Atlas & Alice | Issue 5, Winter 2015/2016
interrupting my reverie. “Which what, honey?” “Which Hallow. You’d want the Resurrection Stone. So you could bring your Daddy back.” My younger daughter is not usually perceptive about matters of grief. But Harry Potter has opened a new channel in her almost-six-year-old brain, because she’s made the connection between my crying and my father. She knew that Harry used the Stone in the forest to bring back his parents, vague memory-figures he can’t touch but who talk to him, then accompany him to face his death at the hands of the Dark Lord. “You’re right, Carmen, I’d want the Stone,” I told her. “And then I’d get to meet your Daddy,” said Carmen. “Because I never knew him.” “But he’d be all shadowy and see-through!” protested Ava. “He wouldn’t really be back.” “He could talk to you, though,” I said. “He’d probably play a trick on you.” “I bet he’d hang Ducky out the window on a piece of string!” Carmen laughed, remembering stories about my dad’s penchant for practical jokes. “I’d want the Cloak,” said Ava gravely. “So I could be invisible.” “What would you want, Carmen?” I asked. “The Elder Wand?” “Yeah, the Wand. Then I could defeat anyone in the world!” My girl uttered a precocious chuckle, warning me again to worry about her adolescence, approaching us like a distant asteroid seven light-years away, its trajectory fixed on our happy naked summer of swimming and ice cream and Harry Potter.
When my father died the first time, I’d just turned eighteen. It was June 21st, the Solstice and my mother’s birthday, an unusually humid afternoon. Dad collapsed on the squash court during a brutal game against his colleague and rival, Professor Bernstein; someone thought it was heat exhaustion and called the paramedics. Lucky he was in the hospital when his heart gave way, in the ICU hooked up to the beeping machines, my mother at his side. When he flat-lined the doctors and nurses descended like a rush of moths, insistent but calm. My mother was ushered out. Rob shocked him once, twice on the chest with the defibrillator and eventually he came back, after a minute, two minutes, three minutes down the starred throat of the universe, three minutes dissolved in white light.
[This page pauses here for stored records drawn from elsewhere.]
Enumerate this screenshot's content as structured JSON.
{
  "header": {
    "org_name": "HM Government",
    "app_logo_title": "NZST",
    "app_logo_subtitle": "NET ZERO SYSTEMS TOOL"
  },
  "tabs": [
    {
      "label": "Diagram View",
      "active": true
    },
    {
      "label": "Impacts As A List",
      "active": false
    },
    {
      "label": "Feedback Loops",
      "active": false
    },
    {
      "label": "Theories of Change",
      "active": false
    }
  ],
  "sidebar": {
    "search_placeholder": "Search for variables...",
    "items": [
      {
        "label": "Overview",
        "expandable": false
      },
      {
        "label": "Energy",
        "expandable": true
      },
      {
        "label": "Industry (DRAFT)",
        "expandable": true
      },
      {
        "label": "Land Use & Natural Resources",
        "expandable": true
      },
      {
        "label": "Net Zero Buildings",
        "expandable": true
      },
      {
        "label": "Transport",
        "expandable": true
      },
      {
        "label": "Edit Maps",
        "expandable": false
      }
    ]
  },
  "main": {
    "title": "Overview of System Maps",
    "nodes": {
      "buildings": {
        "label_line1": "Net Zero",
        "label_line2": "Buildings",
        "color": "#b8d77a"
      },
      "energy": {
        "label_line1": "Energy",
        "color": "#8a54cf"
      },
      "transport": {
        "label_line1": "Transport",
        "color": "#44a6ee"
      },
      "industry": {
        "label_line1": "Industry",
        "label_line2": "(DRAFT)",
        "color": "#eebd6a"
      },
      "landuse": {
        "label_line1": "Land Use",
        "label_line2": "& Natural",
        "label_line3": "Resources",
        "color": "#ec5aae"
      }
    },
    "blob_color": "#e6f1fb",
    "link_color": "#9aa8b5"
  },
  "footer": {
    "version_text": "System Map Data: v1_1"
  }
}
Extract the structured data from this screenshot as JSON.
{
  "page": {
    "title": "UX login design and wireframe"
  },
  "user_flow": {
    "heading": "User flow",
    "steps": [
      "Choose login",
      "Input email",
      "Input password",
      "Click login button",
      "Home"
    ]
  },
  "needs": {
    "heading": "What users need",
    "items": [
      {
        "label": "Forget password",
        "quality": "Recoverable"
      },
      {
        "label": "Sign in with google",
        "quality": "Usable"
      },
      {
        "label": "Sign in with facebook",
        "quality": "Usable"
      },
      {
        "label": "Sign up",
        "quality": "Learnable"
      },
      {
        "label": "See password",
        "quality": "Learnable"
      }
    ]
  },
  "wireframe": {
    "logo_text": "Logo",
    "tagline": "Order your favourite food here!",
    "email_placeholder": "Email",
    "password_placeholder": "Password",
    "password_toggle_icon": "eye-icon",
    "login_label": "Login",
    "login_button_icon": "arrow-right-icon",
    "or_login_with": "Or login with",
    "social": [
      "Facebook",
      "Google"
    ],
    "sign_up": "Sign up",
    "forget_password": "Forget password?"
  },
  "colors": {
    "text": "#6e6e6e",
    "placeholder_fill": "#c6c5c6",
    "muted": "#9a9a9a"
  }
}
He said he was a drop wanting to join a great waterfall, merge with the source of all love. He’d had a choice, like Harry at the end. He told me about it afterwards while I sat by his bed in the blue-aquarium light, his body fed with lines and wires, his face glazed with a strange glow. He’d had a choice. He came back.